    1 lb of bodyweight does not equate to 1lb of muscle.

    bodyfat measurements before and after need to be taken to determine how much is muscle gain and how much is fat gain. calipers are the best in terms of cost and effectiveness. Also regular waist measurements at navel at the same time and day on a weekly basis will help monitor this.

    A total noob, or someone from a long gym layoff or someone who has gotten very lean (note: lean is different from just getting skinny) or post comp wherein one is very lean will see good increase in the term.

    For natural gym goers .5lb per week gain is a good increase. However .5lb increase with no increase in weights on the bar will not indicate muscle gain. A ratio of 1:3 in terms of bodyweight:bar-weight is a good indicator that gains are mostly muscle. Keep in mind law of diminishing returns is always in play.

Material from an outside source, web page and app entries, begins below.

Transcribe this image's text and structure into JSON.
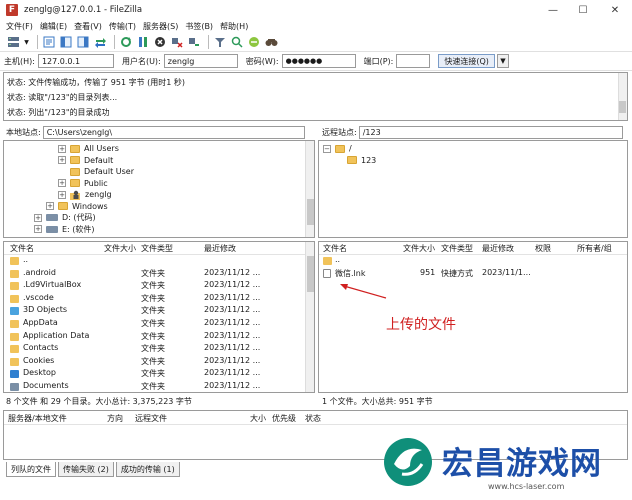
{
  "window": {
    "title": "zenglg@127.0.0.1 - FileZilla",
    "app_icon_letter": "F",
    "minimize": "—",
    "maximize": "☐",
    "close": "✕"
  },
  "menu": [
    "文件(F)",
    "编辑(E)",
    "查看(V)",
    "传输(T)",
    "服务器(S)",
    "书签(B)",
    "帮助(H)"
  ],
  "connect": {
    "host_label": "主机(H):",
    "host_value": "127.0.0.1",
    "user_label": "用户名(U):",
    "user_value": "zenglg",
    "pass_label": "密码(W):",
    "pass_value": "●●●●●●",
    "port_label": "端口(P):",
    "port_value": "",
    "quickconnect_label": "快速连接(Q)",
    "dropdown_icon": "▼"
  },
  "log": [
    "状态: 文件传输成功，传输了 951 字节 (用时1 秒)",
    "状态: 读取\"/123\"的目录列表...",
    "状态: 列出\"/123\"的目录成功"
  ],
  "local": {
    "site_label": "本地站点:",
    "path": "C:\\Users\\zenglg\\",
    "tree": [
      {
        "label": "All Users",
        "type": "folder",
        "expander": "+",
        "indent": 2
      },
      {
        "label": "Default",
        "type": "folder",
        "expander": "+",
        "indent": 2
      },
      {
        "label": "Default User",
        "type": "folder",
        "expander": "",
        "indent": 2
      },
      {
        "label": "Public",
        "type": "folder",
        "expander": "+",
        "indent": 2
      },
      {
        "label": "zenglg",
        "type": "user",
        "expander": "+",
        "indent": 2
      },
      {
        "label": "Windows",
        "type": "folder",
        "expander": "+",
        "indent": 1
      },
      {
        "label": "D: (代码)",
        "type": "drive",
        "expander": "+",
        "indent": 0
      },
      {
        "label": "E: (软件)",
        "type": "drive",
        "expander": "+",
        "indent": 0
      }
    ],
    "columns": [
      "文件名",
      "文件大小",
      "文件类型",
      "最近修改"
    ],
    "files": [
      {
        "name": "..",
        "size": "",
        "type": "",
        "modified": "",
        "icon": "folder"
      },
      {
        "name": ".android",
        "size": "",
        "type": "文件夹",
        "modified": "2023/11/12 ...",
        "icon": "folder"
      },
      {
        "name": ".Ld9VirtualBox",
        "size": "",
        "type": "文件夹",
        "modified": "2023/11/12 ...",
        "icon": "folder"
      },
      {
        "name": ".vscode",
        "size": "",
        "type": "文件夹",
        "modified": "2023/11/12 ...",
        "icon": "folder"
      },
      {
        "name": "3D Objects",
        "size": "",
        "type": "文件夹",
        "modified": "2023/11/12 ...",
        "icon": "3d"
      },
      {
        "name": "AppData",
        "size": "",
        "type": "文件夹",
        "modified": "2023/11/12 ...",
        "icon": "folder"
      },
      {
        "name": "Application Data",
        "size": "",
        "type": "文件夹",
        "modified": "2023/11/12 ...",
        "icon": "folder"
      },
      {
        "name": "Contacts",
        "size": "",
        "type": "文件夹",
        "modified": "2023/11/12 ...",
        "icon": "folder"
      },
      {
        "name": "Cookies",
        "size": "",
        "type": "文件夹",
        "modified": "2023/11/12 ...",
        "icon": "folder"
      },
      {
        "name": "Desktop",
        "size": "",
        "type": "文件夹",
        "modified": "2023/11/12 ...",
        "icon": "desktop"
      },
      {
        "name": "Documents",
        "size": "",
        "type": "文件夹",
        "modified": "2023/11/12 ...",
        "icon": "docs"
      }
    ],
    "status": "8 个文件 和 29 个目录。大小总计: 3,375,223 字节"
  },
  "remote": {
    "site_label": "远程站点:",
    "path": "/123",
    "tree": [
      {
        "label": "/",
        "expander": "−"
      },
      {
        "label": "123",
        "expander": ""
      }
    ],
    "columns": [
      "文件名",
      "文件大小",
      "文件类型",
      "最近修改",
      "权限",
      "所有者/组"
    ],
    "files": [
      {
        "name": "..",
        "size": "",
        "type": "",
        "modified": "",
        "icon": "folder"
      },
      {
        "name": "微信.lnk",
        "size": "951",
        "type": "快捷方式",
        "modified": "2023/11/1...",
        "icon": "file"
      }
    ],
    "status": "1 个文件。大小总共: 951 字节"
  },
  "queue": {
    "columns": [
      "服务器/本地文件",
      "方向",
      "远程文件",
      "大小",
      "优先级",
      "状态"
    ]
  },
  "tabs": [
    "列队的文件",
    "传输失败 (2)",
    "成功的传输 (1)"
  ],
  "annotation": {
    "text": "上传的文件",
    "color": "#d02020"
  },
  "watermark": {
    "title": "宏昌游戏网",
    "url": "www.hcs-laser.com",
    "color": "#1d4fa8"
  },
  "colors": {
    "folder": "#f1c35a",
    "accent": "#3b78c4"
  }
}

    Those on juice will see more gains than natural trainees. They also can and will need to train more regularly. Natural trainees will need to allow more time for recovery and train less in comparison.